**Try it:**
Show every line of the records below that contains the word "weekday".

**Data to process:**
---
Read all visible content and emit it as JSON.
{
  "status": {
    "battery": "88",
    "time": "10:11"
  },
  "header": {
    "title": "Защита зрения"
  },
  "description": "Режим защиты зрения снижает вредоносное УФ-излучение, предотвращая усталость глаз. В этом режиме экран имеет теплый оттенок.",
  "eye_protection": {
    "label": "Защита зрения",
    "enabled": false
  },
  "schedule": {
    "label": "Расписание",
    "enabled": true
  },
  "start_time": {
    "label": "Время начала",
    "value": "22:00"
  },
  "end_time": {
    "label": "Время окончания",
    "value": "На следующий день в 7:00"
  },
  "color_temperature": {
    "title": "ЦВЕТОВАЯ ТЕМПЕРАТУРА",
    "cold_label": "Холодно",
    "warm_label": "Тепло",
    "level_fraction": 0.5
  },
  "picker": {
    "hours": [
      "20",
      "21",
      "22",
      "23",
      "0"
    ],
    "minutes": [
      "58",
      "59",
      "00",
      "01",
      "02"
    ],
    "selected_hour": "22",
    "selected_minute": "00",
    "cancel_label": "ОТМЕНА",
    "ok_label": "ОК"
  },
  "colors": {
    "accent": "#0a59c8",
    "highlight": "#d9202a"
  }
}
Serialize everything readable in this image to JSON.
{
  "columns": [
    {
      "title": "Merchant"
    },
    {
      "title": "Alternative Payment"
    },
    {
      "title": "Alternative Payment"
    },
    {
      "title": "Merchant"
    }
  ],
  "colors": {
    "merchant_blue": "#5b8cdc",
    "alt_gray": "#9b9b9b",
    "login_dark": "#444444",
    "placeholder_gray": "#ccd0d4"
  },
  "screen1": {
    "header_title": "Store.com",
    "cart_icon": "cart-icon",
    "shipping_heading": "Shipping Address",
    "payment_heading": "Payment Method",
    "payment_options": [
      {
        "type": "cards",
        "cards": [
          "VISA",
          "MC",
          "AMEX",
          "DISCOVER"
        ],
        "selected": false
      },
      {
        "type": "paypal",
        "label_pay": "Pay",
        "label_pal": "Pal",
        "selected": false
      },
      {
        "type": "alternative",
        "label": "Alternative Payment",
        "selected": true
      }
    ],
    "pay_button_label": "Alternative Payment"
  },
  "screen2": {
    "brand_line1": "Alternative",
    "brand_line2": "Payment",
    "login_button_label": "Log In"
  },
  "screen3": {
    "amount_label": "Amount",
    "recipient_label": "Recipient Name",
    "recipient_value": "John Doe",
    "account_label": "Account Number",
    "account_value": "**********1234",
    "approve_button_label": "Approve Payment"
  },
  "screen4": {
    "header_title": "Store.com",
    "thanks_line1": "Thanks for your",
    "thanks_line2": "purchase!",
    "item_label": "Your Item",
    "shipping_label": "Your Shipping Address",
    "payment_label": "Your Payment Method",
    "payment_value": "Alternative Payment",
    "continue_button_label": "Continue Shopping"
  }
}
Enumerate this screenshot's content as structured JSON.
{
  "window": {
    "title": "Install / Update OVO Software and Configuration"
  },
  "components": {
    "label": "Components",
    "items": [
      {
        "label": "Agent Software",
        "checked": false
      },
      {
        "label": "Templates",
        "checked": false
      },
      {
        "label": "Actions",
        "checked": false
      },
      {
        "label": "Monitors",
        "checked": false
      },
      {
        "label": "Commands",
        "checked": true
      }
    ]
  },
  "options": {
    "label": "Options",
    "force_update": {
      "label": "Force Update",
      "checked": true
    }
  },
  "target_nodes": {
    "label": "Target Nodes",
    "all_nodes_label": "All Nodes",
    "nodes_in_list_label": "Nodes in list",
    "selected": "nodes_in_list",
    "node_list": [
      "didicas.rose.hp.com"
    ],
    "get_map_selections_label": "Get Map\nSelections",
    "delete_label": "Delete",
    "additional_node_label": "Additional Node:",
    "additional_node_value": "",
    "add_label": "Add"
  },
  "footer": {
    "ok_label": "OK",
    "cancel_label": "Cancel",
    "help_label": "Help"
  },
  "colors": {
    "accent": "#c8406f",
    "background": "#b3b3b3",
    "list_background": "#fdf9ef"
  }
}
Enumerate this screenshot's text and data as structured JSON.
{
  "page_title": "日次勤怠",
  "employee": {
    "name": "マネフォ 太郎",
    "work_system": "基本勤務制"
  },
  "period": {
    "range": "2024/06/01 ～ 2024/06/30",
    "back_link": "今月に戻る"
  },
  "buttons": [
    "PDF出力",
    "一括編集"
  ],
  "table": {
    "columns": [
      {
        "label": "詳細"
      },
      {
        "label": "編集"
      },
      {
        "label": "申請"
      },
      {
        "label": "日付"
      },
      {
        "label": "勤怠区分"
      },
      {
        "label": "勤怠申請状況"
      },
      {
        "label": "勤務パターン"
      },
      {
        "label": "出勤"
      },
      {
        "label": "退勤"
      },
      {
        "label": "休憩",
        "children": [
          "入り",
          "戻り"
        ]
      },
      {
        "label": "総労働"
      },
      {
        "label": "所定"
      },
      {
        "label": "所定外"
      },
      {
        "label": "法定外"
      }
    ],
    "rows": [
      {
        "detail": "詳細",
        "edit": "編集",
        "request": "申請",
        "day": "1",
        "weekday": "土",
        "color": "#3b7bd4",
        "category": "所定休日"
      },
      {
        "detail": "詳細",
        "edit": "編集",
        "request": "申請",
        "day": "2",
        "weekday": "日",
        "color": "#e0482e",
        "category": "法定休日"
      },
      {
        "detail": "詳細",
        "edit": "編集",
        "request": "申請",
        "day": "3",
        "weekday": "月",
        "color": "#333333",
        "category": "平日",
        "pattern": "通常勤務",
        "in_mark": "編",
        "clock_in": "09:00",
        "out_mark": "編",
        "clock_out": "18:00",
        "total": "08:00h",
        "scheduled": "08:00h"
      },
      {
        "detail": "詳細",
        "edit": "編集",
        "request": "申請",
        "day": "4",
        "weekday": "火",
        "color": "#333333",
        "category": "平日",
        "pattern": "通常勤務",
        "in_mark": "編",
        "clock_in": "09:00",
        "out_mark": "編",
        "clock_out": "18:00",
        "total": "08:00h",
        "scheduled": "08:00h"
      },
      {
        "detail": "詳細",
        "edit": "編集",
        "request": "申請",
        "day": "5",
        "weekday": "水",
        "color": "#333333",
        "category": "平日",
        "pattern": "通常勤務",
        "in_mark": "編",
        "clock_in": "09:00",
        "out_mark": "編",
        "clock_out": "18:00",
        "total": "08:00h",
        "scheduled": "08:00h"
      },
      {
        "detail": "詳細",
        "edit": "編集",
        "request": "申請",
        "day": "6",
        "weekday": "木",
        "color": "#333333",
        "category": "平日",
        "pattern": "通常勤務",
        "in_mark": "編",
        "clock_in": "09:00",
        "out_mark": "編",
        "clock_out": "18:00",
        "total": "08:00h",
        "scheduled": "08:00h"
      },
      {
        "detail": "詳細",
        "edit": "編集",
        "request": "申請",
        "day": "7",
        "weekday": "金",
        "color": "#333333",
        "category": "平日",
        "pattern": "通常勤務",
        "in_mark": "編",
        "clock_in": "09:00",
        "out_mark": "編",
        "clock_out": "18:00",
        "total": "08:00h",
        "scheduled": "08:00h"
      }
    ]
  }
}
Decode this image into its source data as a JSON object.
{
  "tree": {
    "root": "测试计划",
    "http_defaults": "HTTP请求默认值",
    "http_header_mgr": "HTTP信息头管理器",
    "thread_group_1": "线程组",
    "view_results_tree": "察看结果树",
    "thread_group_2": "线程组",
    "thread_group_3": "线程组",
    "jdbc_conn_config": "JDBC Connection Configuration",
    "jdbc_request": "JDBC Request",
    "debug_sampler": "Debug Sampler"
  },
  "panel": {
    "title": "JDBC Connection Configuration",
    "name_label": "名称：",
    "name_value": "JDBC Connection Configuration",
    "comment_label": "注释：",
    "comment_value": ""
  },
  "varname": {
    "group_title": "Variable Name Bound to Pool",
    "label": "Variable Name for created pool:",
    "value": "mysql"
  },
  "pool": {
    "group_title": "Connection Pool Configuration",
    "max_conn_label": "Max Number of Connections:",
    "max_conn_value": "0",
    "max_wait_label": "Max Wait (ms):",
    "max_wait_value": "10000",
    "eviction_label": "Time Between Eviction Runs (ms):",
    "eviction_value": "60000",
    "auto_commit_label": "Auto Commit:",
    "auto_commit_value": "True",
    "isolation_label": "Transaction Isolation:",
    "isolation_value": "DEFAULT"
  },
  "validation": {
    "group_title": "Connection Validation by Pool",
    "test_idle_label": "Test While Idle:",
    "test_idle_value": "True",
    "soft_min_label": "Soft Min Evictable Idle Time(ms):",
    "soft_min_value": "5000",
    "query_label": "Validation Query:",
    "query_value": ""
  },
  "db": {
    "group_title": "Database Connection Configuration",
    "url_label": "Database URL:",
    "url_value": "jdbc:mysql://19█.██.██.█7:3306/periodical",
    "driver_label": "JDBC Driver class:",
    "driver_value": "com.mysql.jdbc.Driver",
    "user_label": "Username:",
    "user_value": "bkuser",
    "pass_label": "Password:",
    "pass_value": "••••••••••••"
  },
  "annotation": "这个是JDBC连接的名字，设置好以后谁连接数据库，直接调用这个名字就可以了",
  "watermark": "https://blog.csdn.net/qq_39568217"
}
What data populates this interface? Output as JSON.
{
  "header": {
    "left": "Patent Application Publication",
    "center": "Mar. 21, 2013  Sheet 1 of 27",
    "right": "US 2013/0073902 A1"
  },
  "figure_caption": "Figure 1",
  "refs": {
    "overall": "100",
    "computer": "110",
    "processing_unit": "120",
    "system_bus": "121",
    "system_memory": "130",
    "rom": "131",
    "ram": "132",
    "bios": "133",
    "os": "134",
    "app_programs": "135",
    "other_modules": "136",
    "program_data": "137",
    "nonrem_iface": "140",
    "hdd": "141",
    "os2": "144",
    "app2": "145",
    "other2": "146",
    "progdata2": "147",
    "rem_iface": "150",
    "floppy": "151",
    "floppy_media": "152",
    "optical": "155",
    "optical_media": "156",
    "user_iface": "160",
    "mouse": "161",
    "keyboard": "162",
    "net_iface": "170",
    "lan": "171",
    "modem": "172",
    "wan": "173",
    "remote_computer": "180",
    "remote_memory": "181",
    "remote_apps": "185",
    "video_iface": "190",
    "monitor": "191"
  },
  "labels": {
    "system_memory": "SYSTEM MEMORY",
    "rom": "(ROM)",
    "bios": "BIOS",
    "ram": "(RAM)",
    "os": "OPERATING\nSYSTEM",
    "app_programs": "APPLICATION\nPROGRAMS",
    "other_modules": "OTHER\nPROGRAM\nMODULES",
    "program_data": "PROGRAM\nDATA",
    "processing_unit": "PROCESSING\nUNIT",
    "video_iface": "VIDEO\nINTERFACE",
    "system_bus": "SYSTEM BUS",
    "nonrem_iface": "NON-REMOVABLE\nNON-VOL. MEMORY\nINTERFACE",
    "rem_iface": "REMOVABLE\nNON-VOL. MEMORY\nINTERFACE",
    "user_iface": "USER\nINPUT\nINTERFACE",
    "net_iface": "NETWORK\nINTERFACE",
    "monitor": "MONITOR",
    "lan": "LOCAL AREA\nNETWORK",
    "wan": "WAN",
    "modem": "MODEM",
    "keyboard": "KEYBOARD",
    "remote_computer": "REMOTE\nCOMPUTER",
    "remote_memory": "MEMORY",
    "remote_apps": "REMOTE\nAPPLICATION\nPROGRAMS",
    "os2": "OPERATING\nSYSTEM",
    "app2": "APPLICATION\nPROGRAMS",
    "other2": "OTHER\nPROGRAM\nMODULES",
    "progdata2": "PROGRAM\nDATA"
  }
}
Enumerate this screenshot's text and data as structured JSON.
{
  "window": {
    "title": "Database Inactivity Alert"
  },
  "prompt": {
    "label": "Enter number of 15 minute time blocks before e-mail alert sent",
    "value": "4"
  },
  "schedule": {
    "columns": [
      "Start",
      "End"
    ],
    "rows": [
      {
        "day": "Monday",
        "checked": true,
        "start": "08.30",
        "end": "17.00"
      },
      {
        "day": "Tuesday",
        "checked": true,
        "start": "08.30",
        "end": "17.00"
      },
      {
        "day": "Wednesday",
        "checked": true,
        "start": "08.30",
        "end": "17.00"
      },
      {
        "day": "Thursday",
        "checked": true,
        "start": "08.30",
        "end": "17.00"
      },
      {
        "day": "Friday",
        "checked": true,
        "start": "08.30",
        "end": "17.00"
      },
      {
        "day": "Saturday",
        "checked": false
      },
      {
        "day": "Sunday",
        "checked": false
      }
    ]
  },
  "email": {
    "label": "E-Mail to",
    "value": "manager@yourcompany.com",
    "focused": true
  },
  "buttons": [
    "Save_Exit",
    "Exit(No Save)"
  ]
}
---
**Response:**
        "weekday": "土",
        "weekday": "日",
        "weekday": "月",
        "weekday": "火",
        "weekday": "水",
        "weekday": "木",
        "weekday": "金",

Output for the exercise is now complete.